The animal’s learning of the CS–US relation is reduced or inhibited by pre-exposure of the CS, revealed by an acquisition test following the conditioning phase.
Law of intensity–magnitude
As the intensity of an unconditioned stimulus (US) increases, so does the magnitude or size of the unconditioned response (UR)
Law of latency
As the intensity of the unconditioned stimulus (US) increases, the latency (time to onset) of the unconditioned response (UR) decreases.
Law of the threshold
the lowest point at which a particular stimulus will cause a response in an organism
Primary laws of the reflex
1. the law of the threshold 2. the law of intensity–magnitude, and 3. the law of the latency These laws govern the US → UR relationship.
Salience (S)
The (S) of various CSs, the current strength of the US (A), the strength of the association between the various CS and the US (V) and the total learned association between all of the present CS and the US (V sum).
Tolerance (to a drug)
When more of a drug (US) is needed to obtain the same drug effects (UR)
Unconditioned Stimulus & Response (US & UR)
All organisms are born with a set of reflexes (US → UR)
US-pre-exposure effect

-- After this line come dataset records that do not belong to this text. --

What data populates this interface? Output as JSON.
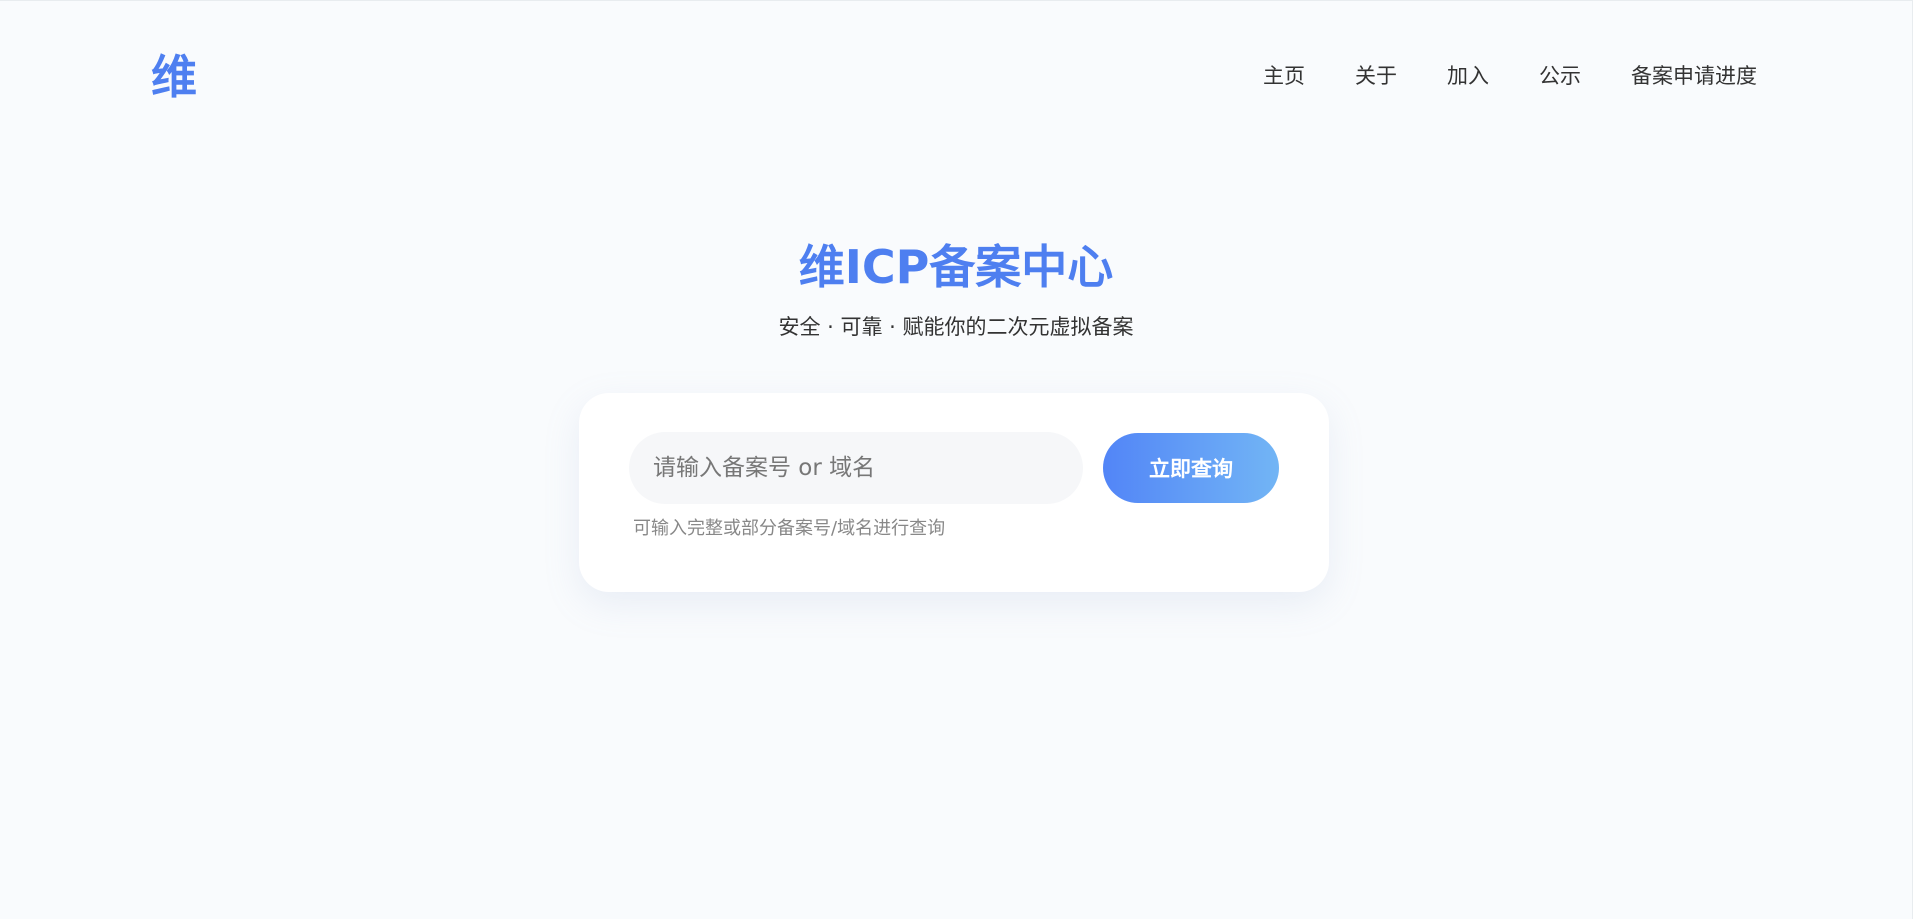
{
  "header": {
    "logo": "维",
    "nav": [
      {
        "label": "主页"
      },
      {
        "label": "关于"
      },
      {
        "label": "加入"
      },
      {
        "label": "公示"
      },
      {
        "label": "备案申请进度"
      }
    ]
  },
  "hero": {
    "title": "维ICP备案中心",
    "subtitle": "安全 · 可靠 · 赋能你的二次元虚拟备案"
  },
  "search": {
    "placeholder": "请输入备案号 or 域名",
    "value": "",
    "button_label": "立即查询",
    "hint": "可输入完整或部分备案号/域名进行查询"
  },
  "colors": {
    "accent": "#4e7ff0",
    "background": "#f9fbfd",
    "button_gradient_start": "#5285f7",
    "button_gradient_end": "#72b5f5"
  }
}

A procedure where animals are first given repeated exposures to the US by itself and then a series of CS → US pairings (conditioning). Compared to animals given pairings with a novel US, those familiar with the US (pre-exposed) show weaker and slower conditioning on the acquisition test.
phylogenetic and ontogenetic selection
Ontogeny refers to the development of an organism while phylogeny refers to how the organisms have evolved.
ontogenetic behaviors
The elaboration and perfection of behavior as an individual grows up (Ex. children's tendencies to overestimate their abilities.)
Respondent generalization
When an organism shows a conditioned response to values of the CS that weren't trained during acquistion
Respondent Generalization (Example)
If a student learns how to zip up their jacket and then is able to zip up their backpack, then the skill of using a zipper has been generalized
Relaxation Training
Often is used in conjunction with systematic desensitization, a procedure designed to lower fear or anxiety toward a specific stimulus (or stimuli) by pairing the feared stimulus or thoughts of the feared stimulus with relaxation.
Spontaneous Recovery (Example)
A trainer teaches a dog to sit by associating the command “Sit” with food. So the dog learns to sit whenever the trainer says the word. But after the trainer stops giving it food, the dog gradually stops responding to the command. Days later, the trainer tries again, and the dog sits again.